_Collected data_:
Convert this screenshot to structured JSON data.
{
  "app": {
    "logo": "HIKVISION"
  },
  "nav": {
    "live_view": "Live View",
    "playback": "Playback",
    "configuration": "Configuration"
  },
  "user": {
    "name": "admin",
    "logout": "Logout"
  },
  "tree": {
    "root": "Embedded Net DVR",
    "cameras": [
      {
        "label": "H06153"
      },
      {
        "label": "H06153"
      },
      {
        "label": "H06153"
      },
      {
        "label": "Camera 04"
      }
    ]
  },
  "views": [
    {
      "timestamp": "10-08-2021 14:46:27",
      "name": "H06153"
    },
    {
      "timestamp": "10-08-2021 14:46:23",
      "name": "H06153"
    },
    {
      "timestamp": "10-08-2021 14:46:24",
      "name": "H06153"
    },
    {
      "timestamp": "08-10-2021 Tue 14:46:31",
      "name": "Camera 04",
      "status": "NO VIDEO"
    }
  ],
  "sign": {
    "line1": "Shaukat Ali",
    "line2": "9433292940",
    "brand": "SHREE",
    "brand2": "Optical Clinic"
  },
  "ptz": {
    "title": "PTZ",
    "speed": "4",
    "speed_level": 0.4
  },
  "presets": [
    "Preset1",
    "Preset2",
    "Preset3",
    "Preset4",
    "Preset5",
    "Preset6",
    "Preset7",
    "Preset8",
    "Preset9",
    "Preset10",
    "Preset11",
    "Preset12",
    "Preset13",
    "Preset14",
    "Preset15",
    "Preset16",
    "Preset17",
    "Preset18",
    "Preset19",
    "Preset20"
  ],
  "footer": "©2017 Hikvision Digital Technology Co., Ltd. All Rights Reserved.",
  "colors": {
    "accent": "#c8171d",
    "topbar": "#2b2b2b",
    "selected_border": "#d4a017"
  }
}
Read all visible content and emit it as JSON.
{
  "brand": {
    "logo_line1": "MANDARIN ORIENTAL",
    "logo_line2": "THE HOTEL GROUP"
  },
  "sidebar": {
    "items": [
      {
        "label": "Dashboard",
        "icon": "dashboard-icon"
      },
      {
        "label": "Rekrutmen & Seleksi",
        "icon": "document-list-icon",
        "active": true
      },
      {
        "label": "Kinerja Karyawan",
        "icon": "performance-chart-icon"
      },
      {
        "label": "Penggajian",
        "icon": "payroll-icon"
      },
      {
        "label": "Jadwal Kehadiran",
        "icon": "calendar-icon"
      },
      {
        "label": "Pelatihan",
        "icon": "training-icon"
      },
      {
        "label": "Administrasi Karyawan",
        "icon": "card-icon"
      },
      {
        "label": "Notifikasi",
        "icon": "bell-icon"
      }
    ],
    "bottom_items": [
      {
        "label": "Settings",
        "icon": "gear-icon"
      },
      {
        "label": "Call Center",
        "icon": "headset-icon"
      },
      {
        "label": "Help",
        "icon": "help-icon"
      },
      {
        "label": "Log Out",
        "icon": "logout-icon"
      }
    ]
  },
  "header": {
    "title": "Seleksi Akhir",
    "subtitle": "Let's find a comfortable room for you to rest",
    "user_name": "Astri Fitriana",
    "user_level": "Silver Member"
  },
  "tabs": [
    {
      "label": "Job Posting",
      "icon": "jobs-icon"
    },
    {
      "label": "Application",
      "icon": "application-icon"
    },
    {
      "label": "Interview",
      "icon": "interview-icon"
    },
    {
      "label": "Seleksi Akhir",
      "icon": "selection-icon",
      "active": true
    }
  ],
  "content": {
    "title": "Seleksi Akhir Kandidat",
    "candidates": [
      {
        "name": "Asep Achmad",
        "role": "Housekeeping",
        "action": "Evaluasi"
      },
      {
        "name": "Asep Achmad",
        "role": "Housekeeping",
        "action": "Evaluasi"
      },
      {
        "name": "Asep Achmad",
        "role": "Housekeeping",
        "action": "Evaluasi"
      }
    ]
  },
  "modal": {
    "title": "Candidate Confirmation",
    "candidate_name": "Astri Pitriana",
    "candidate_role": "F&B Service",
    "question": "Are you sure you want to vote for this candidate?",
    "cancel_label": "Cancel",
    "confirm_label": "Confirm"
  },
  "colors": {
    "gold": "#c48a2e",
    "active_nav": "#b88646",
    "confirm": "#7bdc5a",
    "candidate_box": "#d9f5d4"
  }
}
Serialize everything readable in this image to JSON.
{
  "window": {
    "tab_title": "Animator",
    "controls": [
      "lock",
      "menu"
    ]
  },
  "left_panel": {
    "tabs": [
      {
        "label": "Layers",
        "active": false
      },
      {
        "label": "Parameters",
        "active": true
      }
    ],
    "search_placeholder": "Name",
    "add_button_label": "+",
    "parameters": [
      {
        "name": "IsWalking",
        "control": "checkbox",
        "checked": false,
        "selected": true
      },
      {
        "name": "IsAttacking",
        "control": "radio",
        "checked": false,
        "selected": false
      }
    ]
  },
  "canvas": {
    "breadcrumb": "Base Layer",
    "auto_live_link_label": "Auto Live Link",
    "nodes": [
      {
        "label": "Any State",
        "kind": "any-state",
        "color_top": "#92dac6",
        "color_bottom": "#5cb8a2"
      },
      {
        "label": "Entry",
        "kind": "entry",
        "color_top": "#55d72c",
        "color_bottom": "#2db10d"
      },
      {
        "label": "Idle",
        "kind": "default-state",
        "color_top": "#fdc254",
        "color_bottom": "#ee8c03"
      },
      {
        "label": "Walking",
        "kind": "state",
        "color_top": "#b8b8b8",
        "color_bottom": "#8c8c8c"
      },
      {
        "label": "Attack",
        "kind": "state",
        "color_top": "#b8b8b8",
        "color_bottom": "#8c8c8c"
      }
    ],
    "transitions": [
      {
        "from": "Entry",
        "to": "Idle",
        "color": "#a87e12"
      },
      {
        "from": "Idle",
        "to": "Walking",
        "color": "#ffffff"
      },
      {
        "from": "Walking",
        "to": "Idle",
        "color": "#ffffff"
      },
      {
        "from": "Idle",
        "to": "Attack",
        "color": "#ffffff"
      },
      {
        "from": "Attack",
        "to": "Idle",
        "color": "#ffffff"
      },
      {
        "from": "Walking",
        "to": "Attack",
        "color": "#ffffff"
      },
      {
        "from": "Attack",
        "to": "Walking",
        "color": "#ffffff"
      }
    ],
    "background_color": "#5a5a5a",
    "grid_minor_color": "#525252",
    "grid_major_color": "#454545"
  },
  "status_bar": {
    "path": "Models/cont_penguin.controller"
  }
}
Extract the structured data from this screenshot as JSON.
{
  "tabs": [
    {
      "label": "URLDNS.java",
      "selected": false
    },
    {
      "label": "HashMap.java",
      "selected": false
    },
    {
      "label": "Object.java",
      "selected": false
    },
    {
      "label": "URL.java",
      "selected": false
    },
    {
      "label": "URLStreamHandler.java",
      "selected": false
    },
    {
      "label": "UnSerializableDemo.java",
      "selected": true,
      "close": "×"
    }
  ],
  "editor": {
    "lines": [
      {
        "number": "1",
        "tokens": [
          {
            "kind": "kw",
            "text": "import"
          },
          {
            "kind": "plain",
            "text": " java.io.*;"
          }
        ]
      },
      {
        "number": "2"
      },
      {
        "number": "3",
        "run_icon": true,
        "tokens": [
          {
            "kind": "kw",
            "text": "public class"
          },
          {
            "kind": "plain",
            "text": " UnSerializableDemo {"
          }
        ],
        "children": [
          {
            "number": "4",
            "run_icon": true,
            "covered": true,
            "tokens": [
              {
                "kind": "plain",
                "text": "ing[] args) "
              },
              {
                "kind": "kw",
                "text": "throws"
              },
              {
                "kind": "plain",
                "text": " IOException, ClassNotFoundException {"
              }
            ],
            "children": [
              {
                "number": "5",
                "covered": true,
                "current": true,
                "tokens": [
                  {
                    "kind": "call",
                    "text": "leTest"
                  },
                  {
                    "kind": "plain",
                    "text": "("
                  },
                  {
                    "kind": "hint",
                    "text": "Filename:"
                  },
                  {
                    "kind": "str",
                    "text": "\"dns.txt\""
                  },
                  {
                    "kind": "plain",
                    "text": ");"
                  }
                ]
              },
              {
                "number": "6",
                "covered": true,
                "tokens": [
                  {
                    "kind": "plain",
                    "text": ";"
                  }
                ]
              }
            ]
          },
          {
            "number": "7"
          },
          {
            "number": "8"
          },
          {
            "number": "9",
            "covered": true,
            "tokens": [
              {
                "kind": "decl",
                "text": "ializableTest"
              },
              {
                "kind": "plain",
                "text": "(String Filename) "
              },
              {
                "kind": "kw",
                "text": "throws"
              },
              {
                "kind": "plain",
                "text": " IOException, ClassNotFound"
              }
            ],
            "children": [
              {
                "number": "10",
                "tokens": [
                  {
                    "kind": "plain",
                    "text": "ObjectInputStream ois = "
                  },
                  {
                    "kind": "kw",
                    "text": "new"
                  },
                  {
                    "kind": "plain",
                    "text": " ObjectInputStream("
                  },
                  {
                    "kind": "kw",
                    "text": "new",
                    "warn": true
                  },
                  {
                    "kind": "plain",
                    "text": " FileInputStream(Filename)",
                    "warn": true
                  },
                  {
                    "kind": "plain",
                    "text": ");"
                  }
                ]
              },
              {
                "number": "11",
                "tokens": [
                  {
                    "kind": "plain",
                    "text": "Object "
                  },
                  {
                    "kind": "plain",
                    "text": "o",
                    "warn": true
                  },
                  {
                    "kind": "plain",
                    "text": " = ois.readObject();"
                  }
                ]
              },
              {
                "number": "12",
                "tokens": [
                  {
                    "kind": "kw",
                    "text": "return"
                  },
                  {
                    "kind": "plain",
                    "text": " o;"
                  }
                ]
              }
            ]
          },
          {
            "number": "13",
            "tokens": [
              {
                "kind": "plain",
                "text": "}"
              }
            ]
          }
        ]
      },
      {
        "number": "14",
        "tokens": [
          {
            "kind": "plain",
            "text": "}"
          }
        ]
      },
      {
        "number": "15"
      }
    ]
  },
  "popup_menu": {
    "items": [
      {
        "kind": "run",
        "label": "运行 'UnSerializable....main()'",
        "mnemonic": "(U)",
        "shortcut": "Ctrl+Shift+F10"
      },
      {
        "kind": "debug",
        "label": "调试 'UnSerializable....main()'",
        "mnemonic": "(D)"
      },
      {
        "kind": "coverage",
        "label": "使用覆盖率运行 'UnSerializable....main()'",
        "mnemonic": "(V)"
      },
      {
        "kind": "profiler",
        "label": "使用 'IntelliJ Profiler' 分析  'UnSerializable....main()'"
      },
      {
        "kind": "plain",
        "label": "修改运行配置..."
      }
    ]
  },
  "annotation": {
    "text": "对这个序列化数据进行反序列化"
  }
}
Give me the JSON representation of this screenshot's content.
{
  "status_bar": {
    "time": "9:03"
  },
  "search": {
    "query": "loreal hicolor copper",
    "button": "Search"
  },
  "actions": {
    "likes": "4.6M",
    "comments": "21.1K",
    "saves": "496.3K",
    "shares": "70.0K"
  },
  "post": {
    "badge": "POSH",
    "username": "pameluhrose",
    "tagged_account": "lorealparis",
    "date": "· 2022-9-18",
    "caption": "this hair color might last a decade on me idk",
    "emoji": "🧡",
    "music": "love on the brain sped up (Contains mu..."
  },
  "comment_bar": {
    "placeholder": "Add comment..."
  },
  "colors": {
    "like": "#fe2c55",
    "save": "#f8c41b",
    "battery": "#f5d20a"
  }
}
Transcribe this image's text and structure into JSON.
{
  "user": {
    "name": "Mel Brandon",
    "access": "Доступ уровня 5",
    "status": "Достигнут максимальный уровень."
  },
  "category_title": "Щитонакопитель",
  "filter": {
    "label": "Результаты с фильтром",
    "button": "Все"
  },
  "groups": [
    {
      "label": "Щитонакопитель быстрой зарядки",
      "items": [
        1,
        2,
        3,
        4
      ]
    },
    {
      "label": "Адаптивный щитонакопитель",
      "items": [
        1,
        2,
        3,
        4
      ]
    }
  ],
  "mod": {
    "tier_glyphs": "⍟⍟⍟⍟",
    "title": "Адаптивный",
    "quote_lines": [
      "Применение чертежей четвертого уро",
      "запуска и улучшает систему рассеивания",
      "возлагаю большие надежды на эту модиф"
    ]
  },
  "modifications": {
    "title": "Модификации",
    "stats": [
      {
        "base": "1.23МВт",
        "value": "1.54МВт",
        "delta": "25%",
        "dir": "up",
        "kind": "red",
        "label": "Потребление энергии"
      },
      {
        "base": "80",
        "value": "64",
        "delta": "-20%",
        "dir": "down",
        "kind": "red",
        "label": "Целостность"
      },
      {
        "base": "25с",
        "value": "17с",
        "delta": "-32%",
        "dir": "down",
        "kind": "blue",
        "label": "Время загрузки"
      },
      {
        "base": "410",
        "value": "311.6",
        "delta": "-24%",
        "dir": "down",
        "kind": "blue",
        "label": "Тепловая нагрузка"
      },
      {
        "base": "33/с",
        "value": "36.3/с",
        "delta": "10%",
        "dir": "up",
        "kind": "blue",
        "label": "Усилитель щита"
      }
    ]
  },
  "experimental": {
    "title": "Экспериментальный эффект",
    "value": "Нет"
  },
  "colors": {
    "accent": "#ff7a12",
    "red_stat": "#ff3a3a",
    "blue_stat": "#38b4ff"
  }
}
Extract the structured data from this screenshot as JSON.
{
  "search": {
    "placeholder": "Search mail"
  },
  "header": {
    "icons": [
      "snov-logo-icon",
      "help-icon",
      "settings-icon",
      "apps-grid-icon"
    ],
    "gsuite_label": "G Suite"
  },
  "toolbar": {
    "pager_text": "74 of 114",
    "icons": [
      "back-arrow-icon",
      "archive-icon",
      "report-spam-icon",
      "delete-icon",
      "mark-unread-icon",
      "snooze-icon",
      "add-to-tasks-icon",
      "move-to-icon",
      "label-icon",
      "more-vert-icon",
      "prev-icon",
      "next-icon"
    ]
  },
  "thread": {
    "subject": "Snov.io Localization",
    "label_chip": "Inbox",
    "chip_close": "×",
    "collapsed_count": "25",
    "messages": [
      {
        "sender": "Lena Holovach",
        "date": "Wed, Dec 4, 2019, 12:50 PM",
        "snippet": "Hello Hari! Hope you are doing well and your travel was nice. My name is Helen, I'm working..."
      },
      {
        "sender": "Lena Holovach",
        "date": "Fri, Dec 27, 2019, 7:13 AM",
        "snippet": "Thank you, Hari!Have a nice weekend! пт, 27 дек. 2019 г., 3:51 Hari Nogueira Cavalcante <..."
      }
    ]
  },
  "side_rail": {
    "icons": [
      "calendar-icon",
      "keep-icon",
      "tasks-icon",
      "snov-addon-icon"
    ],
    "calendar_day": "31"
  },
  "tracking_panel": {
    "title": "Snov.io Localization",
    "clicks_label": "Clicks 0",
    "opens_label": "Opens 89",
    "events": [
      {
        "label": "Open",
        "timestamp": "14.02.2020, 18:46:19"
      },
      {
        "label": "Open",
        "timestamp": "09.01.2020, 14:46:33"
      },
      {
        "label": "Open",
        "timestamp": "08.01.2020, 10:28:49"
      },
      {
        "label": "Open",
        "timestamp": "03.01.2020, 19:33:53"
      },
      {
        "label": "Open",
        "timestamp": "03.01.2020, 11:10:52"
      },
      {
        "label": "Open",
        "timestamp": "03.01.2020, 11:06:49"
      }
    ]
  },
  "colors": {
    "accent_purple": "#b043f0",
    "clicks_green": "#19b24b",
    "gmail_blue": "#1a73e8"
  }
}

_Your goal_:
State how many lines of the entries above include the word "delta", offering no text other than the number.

_Solved exercise_:
5